You may remember that last week we put out a photo writing prompt that asked writers to send in their stories in the mystery genre. I’m thrilled to say that we received a ton of submissions and have picked a winner! Thank you to S.P. Taylor for your submission of The Bait. Authors, If you’d like to brush up on your writing skills, check out some of our courses and classes here: Virtual Courses, Classes, and Workshops – Pandamonium Publishing House. I hope you enjoy S.P. Taylor’s story as much as I did! Stay tuned for more prompts and opportunities to submit your stories.
The Bait by S.P. Taylor
In any other circumstance, I would fancy my surroundings as romantic. In hindsight, I realize, hiding behind an ancient crumbled estate at twilight whilst the fog steals across the remainder of the pale blue sky, this may not be the best spot for a rendezvous. Especially given that a murderer was likely on my tail, not a lover.
Birdie Quinn, how in the devil have you ended up here? I asked myself. My heart beat heavily against my chest. Small gulps of breath escaped my lips.
Bait, I reminded myself. If my suspensions were accurate, he’s following me. My plan feeling risky now.
A soft bird cried to my left. An Eastern whip-poor-will. I was comforted in knowing Thomas was somewhere here. Frightened that I may have put both of us in danger.
I heard footsteps approaching. In my seated position, I leaned deeper into the cold rock, aware that I was literally a sitting duck. An owl hoot, then silence. Something was gravely wrong.
“Amusing that you, an invalid, thought you could catch me. Did you figure me for a fool?” I heard his voice seconds before his face appeared inches from mine.
“No, you’ve averted the best,” I answered boldly, my body riveting.
“For days, I’ve watched you. Who could have imagined such eyes? How spectacular. I promise to leave them alone. As for the rest of you…” he didn’t finish.
Trembling, I thought of Tom. Myself. What have I done?
“I’ll give you to the count of ten to run and hide.” His laugh was diabolical. I could not move, and he knew this.
He pounced, his fingers clutching my throat. If eyes were the window to one’s soul, then I was sure my last breath would be at the hands of the devil.
“Do you hear that?” He whispered. “A crow sings. Bad luck, my dear”.
My heart leapt. Could it be? My throat was desperate for words.
“What’s that?” He mocked, loosening his grip.
“No, a raven. A bad omen for you, to be sure. For me, the opposite,” I managed.
A violent thrust, and I was free. Tom’s familiar shape in front of me, a raw gash to his forehead. The blood, red and hardened.
“Turn yourself in,” I ordered. Overcome with relief.
A gun materialized instantly, the gleam of its barrel shining against the darkening sky.

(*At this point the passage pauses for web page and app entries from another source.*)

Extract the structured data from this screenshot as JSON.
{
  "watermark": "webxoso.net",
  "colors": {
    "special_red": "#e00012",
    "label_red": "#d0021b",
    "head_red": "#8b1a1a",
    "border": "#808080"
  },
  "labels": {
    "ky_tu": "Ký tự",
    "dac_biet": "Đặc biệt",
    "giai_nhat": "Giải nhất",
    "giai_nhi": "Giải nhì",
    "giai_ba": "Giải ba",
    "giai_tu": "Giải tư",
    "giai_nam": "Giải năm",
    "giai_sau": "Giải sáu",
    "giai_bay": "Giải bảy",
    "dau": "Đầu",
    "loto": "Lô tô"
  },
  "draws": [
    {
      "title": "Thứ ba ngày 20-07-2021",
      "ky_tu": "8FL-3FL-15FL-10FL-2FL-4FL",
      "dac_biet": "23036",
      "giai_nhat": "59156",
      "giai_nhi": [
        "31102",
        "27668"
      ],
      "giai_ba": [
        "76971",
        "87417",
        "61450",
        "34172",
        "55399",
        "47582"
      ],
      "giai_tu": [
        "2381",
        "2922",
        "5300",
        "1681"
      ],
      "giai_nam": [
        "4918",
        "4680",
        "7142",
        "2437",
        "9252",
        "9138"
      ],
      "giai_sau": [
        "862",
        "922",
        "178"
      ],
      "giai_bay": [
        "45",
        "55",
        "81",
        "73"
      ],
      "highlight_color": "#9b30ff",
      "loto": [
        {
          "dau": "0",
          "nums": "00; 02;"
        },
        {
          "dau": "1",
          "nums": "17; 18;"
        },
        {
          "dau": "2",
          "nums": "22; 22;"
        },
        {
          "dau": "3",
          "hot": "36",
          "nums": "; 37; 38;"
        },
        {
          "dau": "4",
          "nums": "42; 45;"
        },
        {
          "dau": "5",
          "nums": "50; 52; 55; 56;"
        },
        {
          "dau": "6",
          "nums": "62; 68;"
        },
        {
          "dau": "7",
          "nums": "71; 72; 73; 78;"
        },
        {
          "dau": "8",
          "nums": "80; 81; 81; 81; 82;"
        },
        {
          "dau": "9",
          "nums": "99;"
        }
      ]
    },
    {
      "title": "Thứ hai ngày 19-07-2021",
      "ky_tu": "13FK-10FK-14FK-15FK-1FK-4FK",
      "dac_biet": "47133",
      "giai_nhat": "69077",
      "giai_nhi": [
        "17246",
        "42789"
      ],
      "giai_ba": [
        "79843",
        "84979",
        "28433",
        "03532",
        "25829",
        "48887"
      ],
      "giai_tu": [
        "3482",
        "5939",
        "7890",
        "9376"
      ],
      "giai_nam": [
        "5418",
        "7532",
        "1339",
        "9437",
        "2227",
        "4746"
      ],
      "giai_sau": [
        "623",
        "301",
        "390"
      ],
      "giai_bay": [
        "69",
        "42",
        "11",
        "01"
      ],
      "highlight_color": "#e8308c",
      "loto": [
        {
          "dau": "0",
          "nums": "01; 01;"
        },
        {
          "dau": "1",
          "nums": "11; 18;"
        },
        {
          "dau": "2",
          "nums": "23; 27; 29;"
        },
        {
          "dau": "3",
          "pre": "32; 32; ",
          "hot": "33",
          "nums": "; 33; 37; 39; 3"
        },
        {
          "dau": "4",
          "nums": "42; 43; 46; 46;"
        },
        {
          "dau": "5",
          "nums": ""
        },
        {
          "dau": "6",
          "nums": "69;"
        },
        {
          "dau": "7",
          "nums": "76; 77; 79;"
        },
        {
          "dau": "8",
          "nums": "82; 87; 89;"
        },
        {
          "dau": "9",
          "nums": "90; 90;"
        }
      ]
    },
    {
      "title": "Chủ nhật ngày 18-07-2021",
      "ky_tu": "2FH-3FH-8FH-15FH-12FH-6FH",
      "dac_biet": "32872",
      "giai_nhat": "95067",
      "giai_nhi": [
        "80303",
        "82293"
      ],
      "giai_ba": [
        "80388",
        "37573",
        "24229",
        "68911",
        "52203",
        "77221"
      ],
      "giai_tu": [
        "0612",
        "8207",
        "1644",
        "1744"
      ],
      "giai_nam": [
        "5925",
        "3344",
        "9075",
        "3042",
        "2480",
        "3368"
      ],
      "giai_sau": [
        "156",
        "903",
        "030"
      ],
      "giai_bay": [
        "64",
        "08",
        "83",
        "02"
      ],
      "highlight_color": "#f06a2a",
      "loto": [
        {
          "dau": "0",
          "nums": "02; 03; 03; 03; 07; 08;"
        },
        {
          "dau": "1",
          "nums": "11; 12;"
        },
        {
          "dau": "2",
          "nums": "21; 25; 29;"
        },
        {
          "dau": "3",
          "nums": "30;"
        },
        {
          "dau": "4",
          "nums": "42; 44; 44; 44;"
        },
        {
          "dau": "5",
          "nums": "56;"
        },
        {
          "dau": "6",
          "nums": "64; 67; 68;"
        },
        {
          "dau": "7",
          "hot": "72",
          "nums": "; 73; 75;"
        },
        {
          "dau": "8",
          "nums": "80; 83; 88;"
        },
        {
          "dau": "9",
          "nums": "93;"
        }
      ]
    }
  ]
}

“Do I look frightened?” He taunted.
“No, but you should be.” I countered.
Within an instant, the authorities had us surrounded, their expert hands all trained to fire at the murderer.
Detective Civille was not difficult to spot as the sea of officers parted, and he emerged.
“Miss Quinn, how many times must I tell you to keep your curiosity at bay.”
“What the devil took you so long?”
Our eyes locked. Mine with gratitude. His? Perhaps relief? I didn’t think about it long before Tom lifted me into his arms and did as he had done so often in the past, giving me legs to safety.